TO DO: The lines you return should be those containing the string "icon", taken from the data below.
+ + +
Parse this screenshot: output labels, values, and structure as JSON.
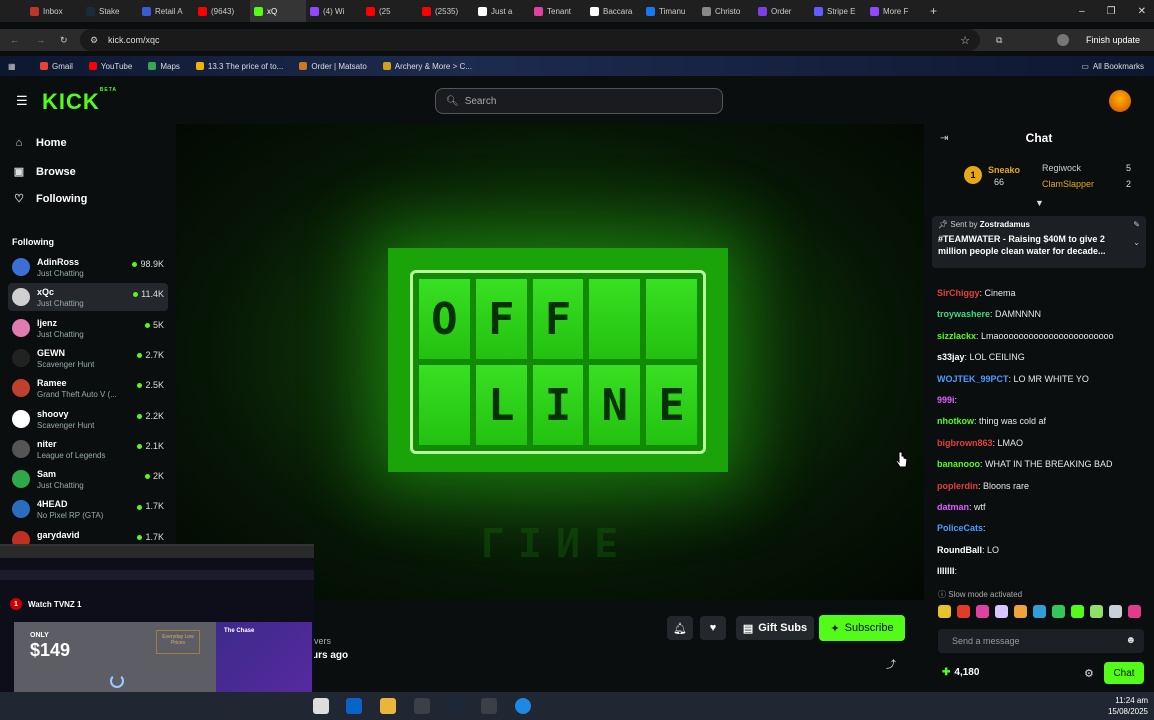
{
  "browser": {
    "tabs": [
      {
        "label": "Inbox",
        "color": "#c0352b"
      },
      {
        "label": "Stake",
        "color": "#1a2c38"
      },
      {
        "label": "Retail A",
        "color": "#3b5bd6"
      },
      {
        "label": "(9643)",
        "color": "#ff0000"
      },
      {
        "label": "xQ",
        "color": "#53fc18"
      },
      {
        "label": "(4) Wi",
        "color": "#9146ff"
      },
      {
        "label": "(25",
        "color": "#ff0000"
      },
      {
        "label": "(2535)",
        "color": "#ff0000"
      },
      {
        "label": "Just a",
        "color": "#ffffff"
      },
      {
        "label": "Tenant",
        "color": "#e040a0"
      },
      {
        "label": "Baccara",
        "color": "#ffffff"
      },
      {
        "label": "Timanu",
        "color": "#1877f2"
      },
      {
        "label": "Christo",
        "color": "#888888"
      },
      {
        "label": "Order",
        "color": "#7b3fe4"
      },
      {
        "label": "Stripe E",
        "color": "#635bff"
      },
      {
        "label": "More F",
        "color": "#9146ff"
      }
    ],
    "url": "kick.com/xqc",
    "finish_update": "Finish update",
    "bookmarks": [
      {
        "label": "Gmail",
        "color": "#ea4335"
      },
      {
        "label": "YouTube",
        "color": "#ff0000"
      },
      {
        "label": "Maps",
        "color": "#34a853"
      },
      {
        "label": "13.3 The price of to...",
        "color": "#f4b400"
      },
      {
        "label": "Order | Matsato",
        "color": "#cc7722"
      },
      {
        "label": "Archery & More > C...",
        "color": "#d4a017"
      }
    ],
    "all_bookmarks": "All Bookmarks"
  },
  "header": {
    "logo": "KICK",
    "logo_tag": "BETA",
    "search_placeholder": "Search"
  },
  "sidebar": {
    "nav": [
      {
        "label": "Home",
        "icon": "home-icon"
      },
      {
        "label": "Browse",
        "icon": "browse-icon"
      },
      {
        "label": "Following",
        "icon": "heart-icon"
      }
    ],
    "following_title": "Following",
    "channels": [
      {
        "name": "AdinRoss",
        "game": "Just Chatting",
        "viewers": "98.9K",
        "color": "#3b6fd6"
      },
      {
        "name": "xQc",
        "game": "Just Chatting",
        "viewers": "11.4K",
        "color": "#cfcfcf"
      },
      {
        "name": "ljenz",
        "game": "Just Chatting",
        "viewers": "5K",
        "color": "#e07ab0"
      },
      {
        "name": "GEWN",
        "game": "Scavenger Hunt",
        "viewers": "2.7K",
        "color": "#222222"
      },
      {
        "name": "Ramee",
        "game": "Grand Theft Auto V (...",
        "viewers": "2.5K",
        "color": "#c04030"
      },
      {
        "name": "shoovy",
        "game": "Scavenger Hunt",
        "viewers": "2.2K",
        "color": "#ffffff"
      },
      {
        "name": "niter",
        "game": "League of Legends",
        "viewers": "2.1K",
        "color": "#555555"
      },
      {
        "name": "Sam",
        "game": "Just Chatting",
        "viewers": "2K",
        "color": "#2ea84a"
      },
      {
        "name": "4HEAD",
        "game": "No Pixel RP (GTA)",
        "viewers": "1.7K",
        "color": "#2a6cc0"
      },
      {
        "name": "garydavid",
        "game": "",
        "viewers": "1.7K",
        "color": "#c03020"
      }
    ]
  },
  "player": {
    "row1": [
      "O",
      "F",
      "F",
      "",
      ""
    ],
    "row2": [
      "",
      "L",
      "I",
      "N",
      "E"
    ],
    "reflection": "LINE"
  },
  "stream_actions": {
    "gift_subs": "Gift Subs",
    "subscribe": "Subscribe",
    "viewers_fragment": "vers",
    "ago_fragment": "urs ago"
  },
  "pip": {
    "title": "Watch TVNZ 1",
    "badge": "1",
    "ad_only": "ONLY",
    "ad_price": "$149",
    "ad_banner": "Everyday Low Prices",
    "side_title": "The Chase"
  },
  "chat": {
    "title": "Chat",
    "leaderboard": [
      {
        "name": "Sneako",
        "value": "66",
        "rank": "1"
      },
      {
        "name": "Regiwock",
        "value": "5"
      },
      {
        "name": "ClamSlapper",
        "value": "2"
      }
    ],
    "pinned": {
      "sent_by": "Sent by",
      "author": "Zostradamus",
      "message": "#TEAMWATER - Raising $40M to give 2 million people clean water for decade..."
    },
    "messages": [
      {
        "user": "SirChiggy",
        "text": "Cinema",
        "color": "#e0403a"
      },
      {
        "user": "troywashere",
        "text": "DAMNNNN",
        "color": "#3ddc84"
      },
      {
        "user": "sizzlackx",
        "text": "Lmaooooooooooooooooooooooo",
        "color": "#53fc18"
      },
      {
        "user": "s33jay",
        "text": "LOL CEILING",
        "color": "#ffffff"
      },
      {
        "user": "WOJTEK_99PCT",
        "text": "LO MR WHITE YO",
        "color": "#4a9cff"
      },
      {
        "user": "999i",
        "text": "",
        "color": "#e05cff"
      },
      {
        "user": "nhotkow",
        "text": "thing was cold af",
        "color": "#53fc18"
      },
      {
        "user": "bigbrown863",
        "text": "LMAO",
        "color": "#e0403a"
      },
      {
        "user": "bananooo",
        "text": "WHAT IN THE BREAKING BAD",
        "color": "#53fc18"
      },
      {
        "user": "poplerdin",
        "text": "Bloons rare",
        "color": "#e0403a"
      },
      {
        "user": "datman",
        "text": "wtf",
        "color": "#e05cff"
      },
      {
        "user": "PoliceCats",
        "text": "",
        "color": "#4a9cff"
      },
      {
        "user": "RoundBall",
        "text": "LO",
        "color": "#ffffff"
      },
      {
        "user": "lllllll",
        "text": "",
        "color": "#ffffff"
      }
    ],
    "slow_mode": "Slow mode activated",
    "input_placeholder": "Send a message",
    "points": "4,180",
    "send_label": "Chat",
    "accent": "#53fc18"
  },
  "taskbar": {
    "time": "11:24 am",
    "date": "15/08/2025"
  }
}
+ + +
FINISHED TASK:
        "icon": "home-icon"
        "icon": "browse-icon"
        "icon": "heart-icon"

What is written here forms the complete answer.